How do you balance being an insider as you consider the Christian church (and specifically the LCMS) from the perspective of anthropology?
Achieving balance is an ongoing process. I do it better at times. I think it is because I recognize the limits of both approaches that I can remain in flux (the movement that is required to maintain balance). One never fully realizes the full impact of culture. I am continually surprised by the influence of culture, even in a life of investigating culture professionally for over 25 years. My non-Christian anthropology colleagues suspect me as a Christian apologist; some of my theology colleagues fear I’m leading to the abyss of relativism. I’m doing neither. I’m attempting to understand the influence of culture on an expression of faith.
What is your fundamental understanding of religion and culture, the roles they play? Are they one-in-the-same? Are they in conflict? What’s the relationship between the two?
Religion and culture are not one-in-the-same; however, they are always coincident. It’s like thought and language—they are always found together and one always shapes the other. A useful way to understand the concept of culture is to think of it as a context. Is it possible to have an experience without a context? And certainly, the context will shape the experience. How does the context (which is ever changing) shape the experience of religion (or faith, for that matter)? I don’t think it’s helpful to position the two as in conflict. The context limits and allows, but it doesn’t determine.

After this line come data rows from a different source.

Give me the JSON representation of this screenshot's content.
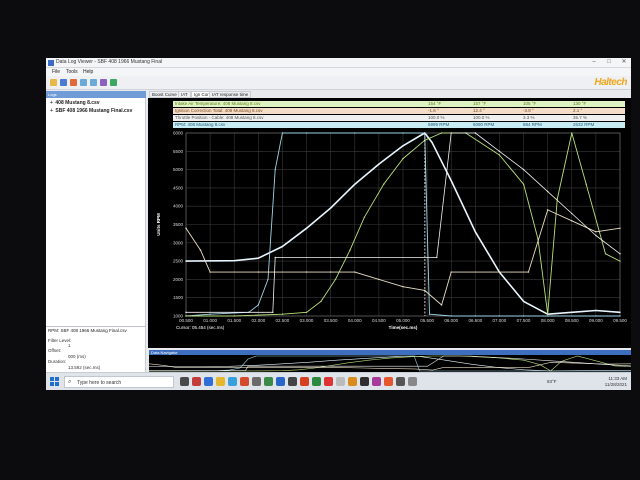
{
  "window": {
    "title": "Data Log Viewer - SBF 408 1966 Mustang Final",
    "logo_text": "Haltech"
  },
  "menu": {
    "items": [
      "File",
      "Tools",
      "Help"
    ]
  },
  "left_panel": {
    "header": "Logs",
    "files": [
      "408 Mustang 8.csv",
      "SBF 408 1966 Mustang Final.csv"
    ],
    "selected_series": "RPM: SBF 408 1966 Mustang Final.csv",
    "filter_label": "Filter Level:",
    "filter_value": "1",
    "offset_label": "Offset:",
    "offset_value": "000 (ms)",
    "duration_label": "Duration:",
    "duration_value": "13.592 (sec.ms)"
  },
  "tabs": [
    {
      "label": "Boost Curve",
      "active": false
    },
    {
      "label": "IAT",
      "active": false
    },
    {
      "label": "Ign Corr",
      "active": true
    },
    {
      "label": "IAT response time",
      "active": false
    }
  ],
  "legend": [
    {
      "name": "Intake Air Temperature: 408 Mustang 8.csv",
      "cursor": "154 °F",
      "max": "157 °F",
      "min": "105 °F",
      "avg": "130 °F",
      "bg": "#dff2c4",
      "color": "#5a7f1c"
    },
    {
      "name": "Ignition Correction Total: 408 Mustang 8.csv",
      "cursor": "-1.6 °",
      "max": "12.4 °",
      "min": "-3.8 °",
      "avg": "2.1 °",
      "bg": "#f3dcc8",
      "color": "#7a4c26"
    },
    {
      "name": "Throttle Position - Cable: 408 Mustang 8.csv",
      "cursor": "100.0 %",
      "max": "100.0 %",
      "min": "3.3 %",
      "avg": "35.7 %",
      "bg": "#f0f0f0",
      "color": "#555555"
    },
    {
      "name": "RPM: 408 Mustang 8.csv",
      "cursor": "5999 RPM",
      "max": "6090 RPM",
      "min": "884 RPM",
      "avg": "2632 RPM",
      "bg": "#c8ecf4",
      "color": "#1b5b74"
    }
  ],
  "chart_data": {
    "type": "line",
    "ylabel": "Units RPM",
    "xlabel": "Time(sec.ms)",
    "cursor_label": "Cursor: 05.454 (sec.ms)",
    "y_ticks": [
      "6000",
      "5500",
      "5000",
      "4500",
      "4000",
      "3500",
      "3000",
      "2500",
      "2000",
      "1500",
      "1000"
    ],
    "x_ticks": [
      "00.500",
      "01.000",
      "01.500",
      "02.000",
      "02.500",
      "03.000",
      "03.500",
      "04.000",
      "04.500",
      "05.000",
      "05.500",
      "06.000",
      "06.500",
      "07.000",
      "07.500",
      "08.000",
      "08.500",
      "09.000",
      "09.500"
    ],
    "ylim": [
      1000,
      6000
    ],
    "xlim": [
      0.5,
      9.5
    ],
    "cursor_x": 5.454,
    "grid": true,
    "series": [
      {
        "name": "RPM: 408 Mustang 8.csv",
        "color": "#e8f6ff",
        "width": 1.6,
        "x": [
          0.5,
          1.5,
          2.0,
          2.5,
          3.0,
          3.5,
          4.0,
          4.5,
          5.0,
          5.45,
          5.6,
          6.0,
          6.5,
          7.0,
          7.5,
          8.0,
          8.5,
          9.0,
          9.5
        ],
        "y": [
          2500,
          2510,
          2580,
          2900,
          3400,
          3950,
          4600,
          5150,
          5650,
          6000,
          5750,
          4700,
          3300,
          2200,
          1400,
          1050,
          1100,
          1150,
          1100
        ]
      },
      {
        "name": "Throttle Position - Cable: 408 Mustang 8.csv",
        "color": "#9fd4e8",
        "width": 0.9,
        "x": [
          0.5,
          1.0,
          1.8,
          2.0,
          2.2,
          2.35,
          2.5,
          3.0,
          4.0,
          5.0,
          5.45,
          5.55,
          6.0,
          6.5,
          7.0,
          7.5,
          8.0,
          9.0,
          9.5
        ],
        "y": [
          1000,
          1050,
          1100,
          1300,
          2000,
          5000,
          6000,
          6000,
          6000,
          6000,
          6000,
          1050,
          1000,
          1000,
          1000,
          1000,
          1000,
          1000,
          1000
        ]
      },
      {
        "name": "Intake Air Temperature: 408 Mustang 8.csv",
        "color": "#b8e07a",
        "width": 0.9,
        "x": [
          0.5,
          1.5,
          2.5,
          3.0,
          3.3,
          3.6,
          3.9,
          4.2,
          4.6,
          5.0,
          5.45,
          5.8,
          6.3,
          7.0,
          7.5,
          7.8,
          8.0,
          8.2,
          8.5,
          8.8,
          9.2,
          9.5
        ],
        "y": [
          1000,
          1000,
          1050,
          1100,
          1400,
          2000,
          2800,
          3700,
          4600,
          5300,
          5800,
          6000,
          6000,
          5400,
          4600,
          3100,
          1050,
          4200,
          6000,
          4600,
          2700,
          2500
        ]
      },
      {
        "name": "Ignition Correction Total: 408 Mustang 8.csv",
        "color": "#eadfc4",
        "width": 0.9,
        "x": [
          0.5,
          0.8,
          1.0,
          2.0,
          3.0,
          3.5,
          4.0,
          4.5,
          5.0,
          5.45,
          5.8,
          6.0,
          7.0,
          7.6,
          8.0,
          8.5,
          9.0,
          9.5
        ],
        "y": [
          3400,
          2800,
          2200,
          2200,
          2200,
          2200,
          2200,
          2000,
          1800,
          1700,
          1300,
          2200,
          2200,
          2200,
          3900,
          3600,
          3300,
          3400
        ]
      },
      {
        "name": "Boost Curve",
        "color": "#f2f2f2",
        "width": 0.8,
        "x": [
          0.5,
          2.3,
          2.35,
          5.7,
          6.0,
          6.5,
          7.0,
          7.5,
          8.0,
          8.5,
          9.0,
          9.5
        ],
        "y": [
          1100,
          1100,
          2600,
          2600,
          6000,
          6000,
          5500,
          5000,
          4400,
          3800,
          3200,
          2700
        ]
      }
    ]
  },
  "navigator": {
    "label": "Data Navigator"
  },
  "taskbar": {
    "search_placeholder": "Type here to search",
    "weather": "83°F",
    "time": "11:33 AM",
    "date": "11/28/2021"
  }
}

How could an individual reader, who we assume is not reading this blog in a small or large group setting, start the process or learn more along these lines?
There is a kind of consciousness (or, C. Wright Mills’ “sociological imagination”) that is required to see the social/cultural. I’m coming to the regrettable conclusion that there are some people who will go through their life not being able to see it. Remember from your intro to psychology days where you learned about the concrete and abstract stages of development. Here you learned that it is impossible to think abstractly when in the concrete stage (e.g., How can a dime be the same as 10 pennies; or one quarter be more than 20 pennies?). Trying to explain to a person the influence that culture holds over the person is equally difficult to communicate to the one without the consciousness.
Americans, in general, have an, even if underdeveloped, psychological consciousness of some of the psychological forces that affect individuals (such as the hidden force of the “unconscious”), but we fail to grasp how being “white, twenty-first-century-American, middle-class, conservative, and male” shape and limit our assumptions, values, and choices. We just don’t have a very good appreciation for the social-cultural. This generalization also applies to the Christian church in America. The church would do well to investigate the social-cultural. There are methods and theories that might be applied to assist the church in its various ministries. But there is a distrust of the social sciences (and there are plenty of misuses of these disciplines to justify the mistrust) that prevent its beneficial application by believers in service of our Lord.
*Thank you to Dr. Schultz for this robust interview. If you'd like to learn more about religion, theology, & culture, follow @kchitwood on Twitter for more interviews, articles, and blogs on the topic.